Say how many lines of the listing below contain "scene", giving the number and nothing else.

Exercise data
***

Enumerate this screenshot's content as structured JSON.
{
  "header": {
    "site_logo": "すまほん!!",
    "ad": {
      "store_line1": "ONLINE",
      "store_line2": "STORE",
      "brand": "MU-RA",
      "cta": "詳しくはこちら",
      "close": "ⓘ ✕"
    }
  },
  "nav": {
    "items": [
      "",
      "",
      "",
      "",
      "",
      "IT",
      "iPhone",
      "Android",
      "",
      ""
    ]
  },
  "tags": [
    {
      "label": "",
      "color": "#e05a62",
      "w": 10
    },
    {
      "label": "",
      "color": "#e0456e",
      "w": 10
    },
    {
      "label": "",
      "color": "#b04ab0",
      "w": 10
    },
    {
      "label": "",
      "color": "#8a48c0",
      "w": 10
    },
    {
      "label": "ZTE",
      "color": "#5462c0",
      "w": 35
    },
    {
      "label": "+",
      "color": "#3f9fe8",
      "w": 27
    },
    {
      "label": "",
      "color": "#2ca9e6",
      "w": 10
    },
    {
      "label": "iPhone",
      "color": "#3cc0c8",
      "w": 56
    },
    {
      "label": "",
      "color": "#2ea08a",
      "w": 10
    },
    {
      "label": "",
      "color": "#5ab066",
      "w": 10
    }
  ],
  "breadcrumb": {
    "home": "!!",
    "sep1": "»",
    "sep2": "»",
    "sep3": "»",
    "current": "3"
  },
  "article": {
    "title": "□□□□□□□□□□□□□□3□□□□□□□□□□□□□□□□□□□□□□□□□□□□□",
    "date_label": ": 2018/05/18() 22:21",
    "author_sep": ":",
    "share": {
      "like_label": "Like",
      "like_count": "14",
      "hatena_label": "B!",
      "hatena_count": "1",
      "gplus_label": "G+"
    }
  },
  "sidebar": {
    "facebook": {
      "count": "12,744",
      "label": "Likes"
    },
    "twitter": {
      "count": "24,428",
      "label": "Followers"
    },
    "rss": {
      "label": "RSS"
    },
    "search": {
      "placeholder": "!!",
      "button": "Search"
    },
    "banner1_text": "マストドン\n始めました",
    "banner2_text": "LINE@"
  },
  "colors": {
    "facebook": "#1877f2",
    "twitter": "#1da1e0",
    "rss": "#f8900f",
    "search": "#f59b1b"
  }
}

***

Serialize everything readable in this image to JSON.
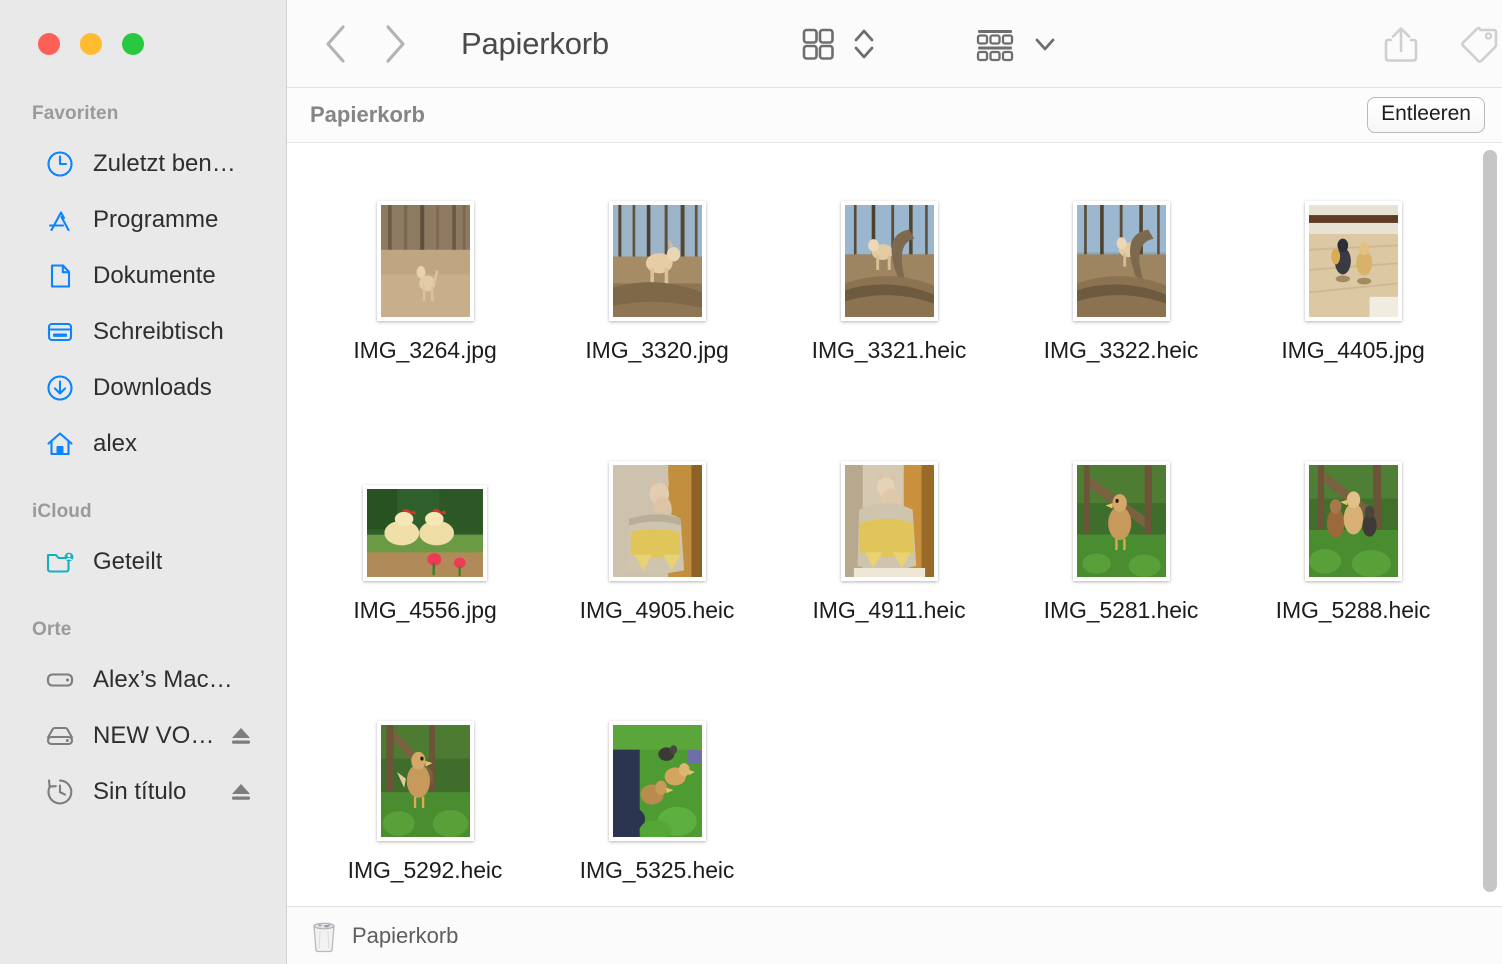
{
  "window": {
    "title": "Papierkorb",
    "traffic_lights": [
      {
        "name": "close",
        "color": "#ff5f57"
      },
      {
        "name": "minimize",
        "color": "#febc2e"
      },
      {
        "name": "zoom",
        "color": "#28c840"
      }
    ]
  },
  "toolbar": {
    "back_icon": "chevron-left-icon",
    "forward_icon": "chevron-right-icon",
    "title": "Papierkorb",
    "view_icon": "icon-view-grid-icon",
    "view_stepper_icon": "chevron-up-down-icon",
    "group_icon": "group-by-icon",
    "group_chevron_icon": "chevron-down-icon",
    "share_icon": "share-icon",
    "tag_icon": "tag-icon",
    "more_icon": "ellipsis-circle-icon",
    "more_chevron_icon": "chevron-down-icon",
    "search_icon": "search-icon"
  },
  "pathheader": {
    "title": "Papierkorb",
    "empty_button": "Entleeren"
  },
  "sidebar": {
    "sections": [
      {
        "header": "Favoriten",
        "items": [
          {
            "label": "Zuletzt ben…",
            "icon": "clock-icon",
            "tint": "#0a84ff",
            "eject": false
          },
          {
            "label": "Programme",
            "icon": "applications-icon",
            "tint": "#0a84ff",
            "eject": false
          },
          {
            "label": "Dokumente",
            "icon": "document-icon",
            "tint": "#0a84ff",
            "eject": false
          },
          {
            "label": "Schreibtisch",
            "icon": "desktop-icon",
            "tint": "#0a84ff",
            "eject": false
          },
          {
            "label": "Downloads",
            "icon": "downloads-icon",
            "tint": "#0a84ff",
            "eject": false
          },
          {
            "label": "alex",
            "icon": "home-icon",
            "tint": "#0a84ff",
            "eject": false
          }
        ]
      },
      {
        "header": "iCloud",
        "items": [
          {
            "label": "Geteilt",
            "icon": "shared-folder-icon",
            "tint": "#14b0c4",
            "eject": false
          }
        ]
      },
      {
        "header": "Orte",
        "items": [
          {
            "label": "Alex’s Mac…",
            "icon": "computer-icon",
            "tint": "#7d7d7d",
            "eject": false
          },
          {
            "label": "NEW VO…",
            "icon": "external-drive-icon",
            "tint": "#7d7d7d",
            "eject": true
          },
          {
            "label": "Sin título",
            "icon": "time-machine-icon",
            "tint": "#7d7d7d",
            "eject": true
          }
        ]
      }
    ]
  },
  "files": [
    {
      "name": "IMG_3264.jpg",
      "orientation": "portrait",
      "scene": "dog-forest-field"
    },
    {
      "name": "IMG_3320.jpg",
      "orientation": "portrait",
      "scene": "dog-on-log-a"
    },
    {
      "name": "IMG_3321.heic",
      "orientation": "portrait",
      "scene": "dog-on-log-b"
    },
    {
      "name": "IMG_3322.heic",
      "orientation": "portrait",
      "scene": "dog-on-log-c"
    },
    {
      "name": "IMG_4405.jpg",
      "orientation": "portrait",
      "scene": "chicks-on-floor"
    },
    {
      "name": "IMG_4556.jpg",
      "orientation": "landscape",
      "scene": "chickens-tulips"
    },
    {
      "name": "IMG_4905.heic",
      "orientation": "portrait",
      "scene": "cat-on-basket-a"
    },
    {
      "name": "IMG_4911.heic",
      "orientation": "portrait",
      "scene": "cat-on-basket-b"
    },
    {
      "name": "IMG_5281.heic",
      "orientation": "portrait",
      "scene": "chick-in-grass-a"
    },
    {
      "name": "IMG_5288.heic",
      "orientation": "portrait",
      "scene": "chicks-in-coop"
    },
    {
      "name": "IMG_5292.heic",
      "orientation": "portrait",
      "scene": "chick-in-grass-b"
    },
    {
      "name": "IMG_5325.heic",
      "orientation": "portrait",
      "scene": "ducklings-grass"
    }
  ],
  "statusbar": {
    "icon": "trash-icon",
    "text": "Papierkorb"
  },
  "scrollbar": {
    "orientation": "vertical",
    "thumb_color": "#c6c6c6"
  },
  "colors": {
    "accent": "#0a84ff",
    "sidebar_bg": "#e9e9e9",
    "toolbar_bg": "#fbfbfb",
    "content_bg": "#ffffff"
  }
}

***

Reply to the exercise
12